### EXERCISE DIRECTIONS:
Each line of the material that mentions the word "JSON" is to be copied.

### DATA IN THIS EXERCISE:
--------------------------------

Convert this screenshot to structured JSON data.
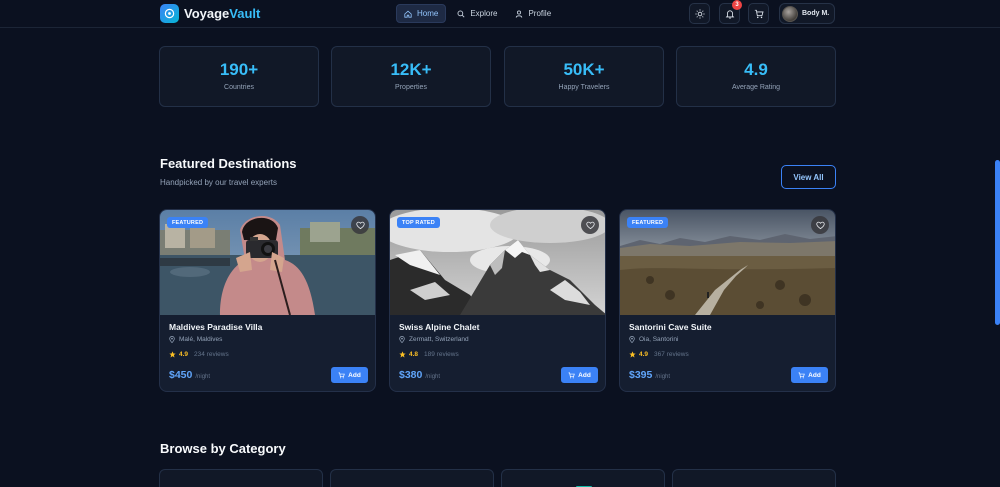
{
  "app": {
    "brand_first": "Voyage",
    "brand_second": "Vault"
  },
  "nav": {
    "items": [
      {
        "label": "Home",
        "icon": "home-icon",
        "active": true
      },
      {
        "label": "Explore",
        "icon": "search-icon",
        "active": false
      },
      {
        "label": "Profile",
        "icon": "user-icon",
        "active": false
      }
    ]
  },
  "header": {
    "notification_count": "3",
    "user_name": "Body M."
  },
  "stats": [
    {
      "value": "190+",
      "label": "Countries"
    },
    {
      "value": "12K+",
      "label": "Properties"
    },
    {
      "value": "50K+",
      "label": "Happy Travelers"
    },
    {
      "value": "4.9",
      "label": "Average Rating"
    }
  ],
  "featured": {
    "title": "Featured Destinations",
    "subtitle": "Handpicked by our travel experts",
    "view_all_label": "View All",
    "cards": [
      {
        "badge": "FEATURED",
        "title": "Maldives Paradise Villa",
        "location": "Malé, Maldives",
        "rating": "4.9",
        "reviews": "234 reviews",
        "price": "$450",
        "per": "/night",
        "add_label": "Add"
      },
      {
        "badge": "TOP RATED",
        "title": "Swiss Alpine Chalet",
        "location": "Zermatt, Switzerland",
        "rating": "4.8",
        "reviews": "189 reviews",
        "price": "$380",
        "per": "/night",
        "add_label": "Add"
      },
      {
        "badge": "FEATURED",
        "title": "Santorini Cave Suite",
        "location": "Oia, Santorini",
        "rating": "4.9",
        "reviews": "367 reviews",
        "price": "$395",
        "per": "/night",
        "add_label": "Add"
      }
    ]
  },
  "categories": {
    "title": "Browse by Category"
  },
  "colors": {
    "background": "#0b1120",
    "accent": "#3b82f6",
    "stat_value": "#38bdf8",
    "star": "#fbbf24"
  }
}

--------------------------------

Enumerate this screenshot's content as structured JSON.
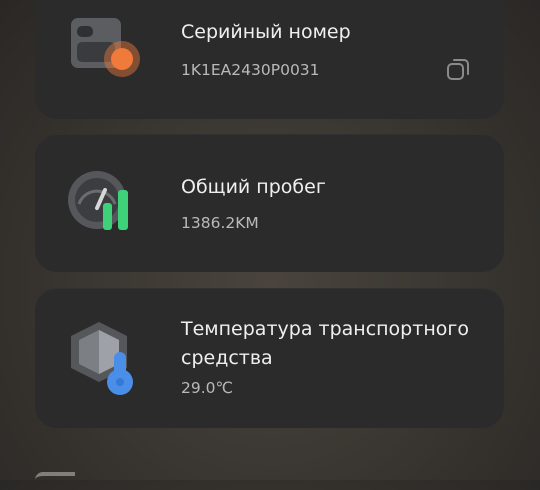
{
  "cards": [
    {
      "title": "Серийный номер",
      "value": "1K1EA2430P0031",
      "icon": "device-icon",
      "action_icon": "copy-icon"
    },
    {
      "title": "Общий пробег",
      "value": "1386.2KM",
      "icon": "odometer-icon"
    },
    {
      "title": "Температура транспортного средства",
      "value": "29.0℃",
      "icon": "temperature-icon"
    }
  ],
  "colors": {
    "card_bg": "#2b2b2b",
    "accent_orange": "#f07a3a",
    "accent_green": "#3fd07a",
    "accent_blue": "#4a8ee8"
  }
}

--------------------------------

### YOUR SOLUTION:
Convert this screenshot to structured JSON data.
Enumerate this screenshot's content as structured JSON.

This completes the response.